**Activity:** Because only the count matters, report how many lines in the material hold the string "username" and nothing more.

┌──

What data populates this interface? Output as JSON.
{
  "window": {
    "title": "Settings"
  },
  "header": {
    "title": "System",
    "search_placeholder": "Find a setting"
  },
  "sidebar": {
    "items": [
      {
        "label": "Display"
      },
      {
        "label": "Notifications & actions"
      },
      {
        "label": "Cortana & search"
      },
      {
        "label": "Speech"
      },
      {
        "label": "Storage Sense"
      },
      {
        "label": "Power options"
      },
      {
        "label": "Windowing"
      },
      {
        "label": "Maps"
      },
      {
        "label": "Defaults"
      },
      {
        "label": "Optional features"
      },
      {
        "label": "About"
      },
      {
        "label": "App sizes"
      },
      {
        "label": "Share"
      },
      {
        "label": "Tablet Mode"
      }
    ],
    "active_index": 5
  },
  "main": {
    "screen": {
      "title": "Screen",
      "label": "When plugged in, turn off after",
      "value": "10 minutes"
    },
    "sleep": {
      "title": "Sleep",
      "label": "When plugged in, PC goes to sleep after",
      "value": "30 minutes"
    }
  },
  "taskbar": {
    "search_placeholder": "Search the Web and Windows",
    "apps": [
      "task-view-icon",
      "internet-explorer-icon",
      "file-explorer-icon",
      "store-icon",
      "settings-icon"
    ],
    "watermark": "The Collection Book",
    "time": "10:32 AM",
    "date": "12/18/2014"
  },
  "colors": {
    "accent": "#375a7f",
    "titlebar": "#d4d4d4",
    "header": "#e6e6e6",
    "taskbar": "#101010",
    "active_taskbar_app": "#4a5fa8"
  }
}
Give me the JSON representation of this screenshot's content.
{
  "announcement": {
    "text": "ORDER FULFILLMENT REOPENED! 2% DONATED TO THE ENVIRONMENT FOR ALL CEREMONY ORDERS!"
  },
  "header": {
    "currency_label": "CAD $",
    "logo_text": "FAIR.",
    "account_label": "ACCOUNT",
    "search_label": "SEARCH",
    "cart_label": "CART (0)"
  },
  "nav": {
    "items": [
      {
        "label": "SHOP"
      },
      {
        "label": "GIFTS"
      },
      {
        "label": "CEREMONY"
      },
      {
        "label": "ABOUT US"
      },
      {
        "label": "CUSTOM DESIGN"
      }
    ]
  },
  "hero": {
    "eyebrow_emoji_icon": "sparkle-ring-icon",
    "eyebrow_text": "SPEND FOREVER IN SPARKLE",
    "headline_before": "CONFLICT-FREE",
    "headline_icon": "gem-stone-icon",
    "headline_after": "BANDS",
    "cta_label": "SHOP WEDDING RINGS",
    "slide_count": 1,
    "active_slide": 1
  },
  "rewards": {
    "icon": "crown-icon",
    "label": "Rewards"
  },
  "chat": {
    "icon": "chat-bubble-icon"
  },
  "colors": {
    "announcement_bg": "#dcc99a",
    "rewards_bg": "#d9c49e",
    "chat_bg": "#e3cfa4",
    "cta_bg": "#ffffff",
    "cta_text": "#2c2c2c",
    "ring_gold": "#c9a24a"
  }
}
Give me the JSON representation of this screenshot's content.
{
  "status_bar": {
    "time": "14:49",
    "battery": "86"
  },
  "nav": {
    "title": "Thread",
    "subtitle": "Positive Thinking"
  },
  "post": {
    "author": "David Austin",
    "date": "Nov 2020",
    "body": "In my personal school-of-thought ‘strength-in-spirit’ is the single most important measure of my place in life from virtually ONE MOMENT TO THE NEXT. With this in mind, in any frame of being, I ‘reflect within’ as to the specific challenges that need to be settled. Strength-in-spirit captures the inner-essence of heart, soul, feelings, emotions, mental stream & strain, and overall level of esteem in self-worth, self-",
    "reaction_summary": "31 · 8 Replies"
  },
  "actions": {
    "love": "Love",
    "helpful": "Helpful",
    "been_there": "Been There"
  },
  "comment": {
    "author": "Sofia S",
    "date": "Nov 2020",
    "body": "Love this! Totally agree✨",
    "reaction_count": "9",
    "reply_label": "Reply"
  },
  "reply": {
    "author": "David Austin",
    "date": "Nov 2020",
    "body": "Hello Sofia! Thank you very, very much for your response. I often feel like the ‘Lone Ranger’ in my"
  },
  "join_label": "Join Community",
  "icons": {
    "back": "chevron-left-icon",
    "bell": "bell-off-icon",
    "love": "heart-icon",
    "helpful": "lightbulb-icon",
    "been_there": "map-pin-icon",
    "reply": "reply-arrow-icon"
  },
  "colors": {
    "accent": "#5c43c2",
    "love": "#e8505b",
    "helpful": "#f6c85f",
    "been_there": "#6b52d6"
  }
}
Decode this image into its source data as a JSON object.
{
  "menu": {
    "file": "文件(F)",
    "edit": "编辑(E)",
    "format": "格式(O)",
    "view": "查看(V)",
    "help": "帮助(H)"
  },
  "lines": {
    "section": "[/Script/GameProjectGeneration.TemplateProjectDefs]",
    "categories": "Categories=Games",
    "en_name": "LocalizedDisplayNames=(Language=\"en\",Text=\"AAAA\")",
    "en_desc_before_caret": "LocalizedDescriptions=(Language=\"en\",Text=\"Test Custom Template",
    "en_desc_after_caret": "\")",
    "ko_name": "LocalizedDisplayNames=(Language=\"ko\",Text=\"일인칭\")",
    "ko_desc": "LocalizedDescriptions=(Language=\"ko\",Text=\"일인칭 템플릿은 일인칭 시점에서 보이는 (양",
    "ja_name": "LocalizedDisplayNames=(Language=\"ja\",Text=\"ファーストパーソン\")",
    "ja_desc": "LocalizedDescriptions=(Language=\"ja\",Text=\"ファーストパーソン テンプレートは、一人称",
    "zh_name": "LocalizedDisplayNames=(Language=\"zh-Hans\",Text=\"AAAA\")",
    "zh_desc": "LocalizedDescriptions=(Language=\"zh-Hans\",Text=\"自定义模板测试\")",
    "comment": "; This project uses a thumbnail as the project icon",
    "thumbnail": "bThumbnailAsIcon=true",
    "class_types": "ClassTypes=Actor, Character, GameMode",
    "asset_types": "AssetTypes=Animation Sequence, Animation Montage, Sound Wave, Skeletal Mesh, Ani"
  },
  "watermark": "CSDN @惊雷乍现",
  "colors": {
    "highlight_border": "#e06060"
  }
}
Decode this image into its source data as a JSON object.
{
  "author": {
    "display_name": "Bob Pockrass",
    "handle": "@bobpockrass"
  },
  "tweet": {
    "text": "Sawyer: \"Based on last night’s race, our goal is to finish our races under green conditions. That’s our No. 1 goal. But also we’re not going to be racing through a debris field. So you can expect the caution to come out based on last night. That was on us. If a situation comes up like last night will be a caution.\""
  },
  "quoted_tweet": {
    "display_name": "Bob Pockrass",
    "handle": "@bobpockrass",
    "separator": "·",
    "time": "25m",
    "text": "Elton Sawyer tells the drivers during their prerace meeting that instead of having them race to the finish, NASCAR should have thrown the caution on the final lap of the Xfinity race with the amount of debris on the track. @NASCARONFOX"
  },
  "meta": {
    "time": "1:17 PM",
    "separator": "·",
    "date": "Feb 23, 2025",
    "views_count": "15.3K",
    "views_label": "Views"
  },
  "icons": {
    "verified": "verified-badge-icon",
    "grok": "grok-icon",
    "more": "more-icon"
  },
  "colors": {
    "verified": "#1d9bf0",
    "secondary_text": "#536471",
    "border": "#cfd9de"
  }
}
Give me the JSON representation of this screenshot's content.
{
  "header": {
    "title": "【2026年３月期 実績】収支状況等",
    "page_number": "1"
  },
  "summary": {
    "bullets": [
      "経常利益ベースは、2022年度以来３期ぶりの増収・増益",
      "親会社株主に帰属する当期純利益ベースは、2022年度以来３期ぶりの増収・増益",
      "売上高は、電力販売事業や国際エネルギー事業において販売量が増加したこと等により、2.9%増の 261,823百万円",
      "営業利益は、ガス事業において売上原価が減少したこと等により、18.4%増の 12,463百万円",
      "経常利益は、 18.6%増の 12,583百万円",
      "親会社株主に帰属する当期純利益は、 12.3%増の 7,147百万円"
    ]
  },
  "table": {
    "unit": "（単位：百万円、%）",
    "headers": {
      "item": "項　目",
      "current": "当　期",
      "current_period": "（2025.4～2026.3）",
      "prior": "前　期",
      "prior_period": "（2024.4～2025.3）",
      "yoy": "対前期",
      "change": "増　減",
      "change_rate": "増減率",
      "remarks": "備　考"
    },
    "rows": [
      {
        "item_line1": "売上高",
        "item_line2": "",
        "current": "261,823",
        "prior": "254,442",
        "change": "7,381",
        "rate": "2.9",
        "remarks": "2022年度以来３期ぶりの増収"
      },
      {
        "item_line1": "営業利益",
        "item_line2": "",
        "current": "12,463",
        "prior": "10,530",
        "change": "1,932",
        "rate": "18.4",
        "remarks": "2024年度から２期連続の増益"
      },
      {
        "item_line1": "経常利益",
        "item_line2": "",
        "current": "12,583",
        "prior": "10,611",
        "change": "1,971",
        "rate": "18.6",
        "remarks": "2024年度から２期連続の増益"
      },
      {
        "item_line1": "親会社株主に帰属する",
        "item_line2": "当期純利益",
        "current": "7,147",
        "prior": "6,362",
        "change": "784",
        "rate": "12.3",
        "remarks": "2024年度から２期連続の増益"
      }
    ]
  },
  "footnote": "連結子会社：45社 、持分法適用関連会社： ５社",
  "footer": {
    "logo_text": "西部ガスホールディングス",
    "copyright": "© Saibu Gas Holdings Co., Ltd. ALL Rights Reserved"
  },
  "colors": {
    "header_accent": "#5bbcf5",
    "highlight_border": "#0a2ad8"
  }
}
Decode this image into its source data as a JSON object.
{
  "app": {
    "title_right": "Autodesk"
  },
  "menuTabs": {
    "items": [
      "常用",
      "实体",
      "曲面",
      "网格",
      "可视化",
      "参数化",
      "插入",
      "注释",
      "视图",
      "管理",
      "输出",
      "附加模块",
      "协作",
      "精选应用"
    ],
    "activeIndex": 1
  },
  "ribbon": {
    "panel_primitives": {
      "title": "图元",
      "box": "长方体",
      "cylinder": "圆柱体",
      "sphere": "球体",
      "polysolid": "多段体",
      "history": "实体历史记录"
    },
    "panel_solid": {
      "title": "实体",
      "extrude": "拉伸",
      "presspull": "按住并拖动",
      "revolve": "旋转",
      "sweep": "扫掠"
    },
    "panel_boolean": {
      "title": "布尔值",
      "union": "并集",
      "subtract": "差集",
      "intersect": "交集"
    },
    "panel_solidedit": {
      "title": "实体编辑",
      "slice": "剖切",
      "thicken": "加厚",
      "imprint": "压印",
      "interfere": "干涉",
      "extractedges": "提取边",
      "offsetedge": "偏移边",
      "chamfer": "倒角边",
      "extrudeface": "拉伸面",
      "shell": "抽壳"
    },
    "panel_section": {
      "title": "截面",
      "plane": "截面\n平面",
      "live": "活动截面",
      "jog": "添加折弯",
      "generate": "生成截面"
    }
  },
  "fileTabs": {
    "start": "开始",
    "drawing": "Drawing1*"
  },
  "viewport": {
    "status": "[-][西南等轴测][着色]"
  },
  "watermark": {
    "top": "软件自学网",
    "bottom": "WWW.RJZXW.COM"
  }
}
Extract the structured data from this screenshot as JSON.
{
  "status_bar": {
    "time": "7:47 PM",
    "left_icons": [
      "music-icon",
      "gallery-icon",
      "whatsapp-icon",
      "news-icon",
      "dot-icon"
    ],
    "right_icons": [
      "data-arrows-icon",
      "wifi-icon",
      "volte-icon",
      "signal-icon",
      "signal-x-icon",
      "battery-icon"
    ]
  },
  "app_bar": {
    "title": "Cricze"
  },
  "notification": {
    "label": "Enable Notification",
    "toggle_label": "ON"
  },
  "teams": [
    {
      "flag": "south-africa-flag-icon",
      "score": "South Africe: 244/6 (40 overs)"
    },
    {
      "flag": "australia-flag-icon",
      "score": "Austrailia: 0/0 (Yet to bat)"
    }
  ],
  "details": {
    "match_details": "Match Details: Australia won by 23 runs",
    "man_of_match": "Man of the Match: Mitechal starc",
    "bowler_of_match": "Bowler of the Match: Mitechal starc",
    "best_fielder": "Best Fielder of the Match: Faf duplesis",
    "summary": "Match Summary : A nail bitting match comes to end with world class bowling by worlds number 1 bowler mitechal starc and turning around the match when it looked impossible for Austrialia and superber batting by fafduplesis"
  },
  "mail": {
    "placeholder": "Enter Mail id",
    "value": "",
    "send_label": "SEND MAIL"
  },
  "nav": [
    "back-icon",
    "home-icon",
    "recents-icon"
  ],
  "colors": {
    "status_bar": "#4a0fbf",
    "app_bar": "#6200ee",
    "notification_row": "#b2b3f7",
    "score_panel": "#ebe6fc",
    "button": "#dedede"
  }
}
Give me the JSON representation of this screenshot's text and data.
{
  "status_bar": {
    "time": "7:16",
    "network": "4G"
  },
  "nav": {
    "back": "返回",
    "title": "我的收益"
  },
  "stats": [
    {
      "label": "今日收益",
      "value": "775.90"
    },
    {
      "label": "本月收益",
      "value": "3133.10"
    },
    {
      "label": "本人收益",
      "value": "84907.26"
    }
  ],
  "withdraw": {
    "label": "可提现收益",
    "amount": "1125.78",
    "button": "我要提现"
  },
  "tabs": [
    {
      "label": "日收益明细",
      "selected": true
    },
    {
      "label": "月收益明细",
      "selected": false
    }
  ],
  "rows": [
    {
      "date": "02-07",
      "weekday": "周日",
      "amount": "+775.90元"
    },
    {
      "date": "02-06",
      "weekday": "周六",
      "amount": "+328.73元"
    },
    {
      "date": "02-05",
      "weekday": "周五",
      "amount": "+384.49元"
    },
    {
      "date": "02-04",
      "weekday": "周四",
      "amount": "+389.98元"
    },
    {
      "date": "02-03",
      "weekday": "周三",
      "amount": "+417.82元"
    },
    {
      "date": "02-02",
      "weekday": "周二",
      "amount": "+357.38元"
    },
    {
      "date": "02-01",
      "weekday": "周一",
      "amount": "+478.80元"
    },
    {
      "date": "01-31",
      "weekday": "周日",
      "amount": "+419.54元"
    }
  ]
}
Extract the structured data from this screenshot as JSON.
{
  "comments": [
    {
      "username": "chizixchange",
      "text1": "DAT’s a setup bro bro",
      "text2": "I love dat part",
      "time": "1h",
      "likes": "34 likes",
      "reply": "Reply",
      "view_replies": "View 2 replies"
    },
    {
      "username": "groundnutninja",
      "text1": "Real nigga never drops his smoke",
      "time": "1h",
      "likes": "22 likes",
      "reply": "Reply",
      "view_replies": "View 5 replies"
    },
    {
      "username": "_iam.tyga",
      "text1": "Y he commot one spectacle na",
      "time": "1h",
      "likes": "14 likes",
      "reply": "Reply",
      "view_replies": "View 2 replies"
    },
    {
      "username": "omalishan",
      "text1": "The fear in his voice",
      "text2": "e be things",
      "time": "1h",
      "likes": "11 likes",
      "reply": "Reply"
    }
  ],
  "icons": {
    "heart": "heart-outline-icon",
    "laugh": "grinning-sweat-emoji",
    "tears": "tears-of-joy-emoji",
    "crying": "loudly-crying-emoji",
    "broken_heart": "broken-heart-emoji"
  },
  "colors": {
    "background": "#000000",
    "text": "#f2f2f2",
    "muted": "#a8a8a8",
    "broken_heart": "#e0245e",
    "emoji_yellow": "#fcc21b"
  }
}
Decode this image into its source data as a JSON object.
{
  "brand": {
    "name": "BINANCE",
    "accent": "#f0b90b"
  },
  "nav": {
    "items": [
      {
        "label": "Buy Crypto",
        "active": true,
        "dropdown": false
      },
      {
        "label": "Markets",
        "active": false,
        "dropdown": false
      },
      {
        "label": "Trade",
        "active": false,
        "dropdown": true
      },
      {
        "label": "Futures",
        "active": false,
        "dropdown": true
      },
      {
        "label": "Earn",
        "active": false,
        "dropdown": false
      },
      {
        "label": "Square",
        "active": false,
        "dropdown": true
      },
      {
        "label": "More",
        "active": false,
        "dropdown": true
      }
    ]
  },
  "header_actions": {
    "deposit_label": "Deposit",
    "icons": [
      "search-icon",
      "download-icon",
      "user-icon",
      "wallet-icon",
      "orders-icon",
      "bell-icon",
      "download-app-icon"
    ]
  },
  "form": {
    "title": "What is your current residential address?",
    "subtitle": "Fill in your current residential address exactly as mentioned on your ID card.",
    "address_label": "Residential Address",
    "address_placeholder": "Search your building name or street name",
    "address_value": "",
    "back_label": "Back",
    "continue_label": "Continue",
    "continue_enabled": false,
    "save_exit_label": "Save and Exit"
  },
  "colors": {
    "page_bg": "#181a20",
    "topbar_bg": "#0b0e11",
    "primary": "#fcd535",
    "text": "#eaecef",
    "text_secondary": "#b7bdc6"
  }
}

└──

**Answer space:** 4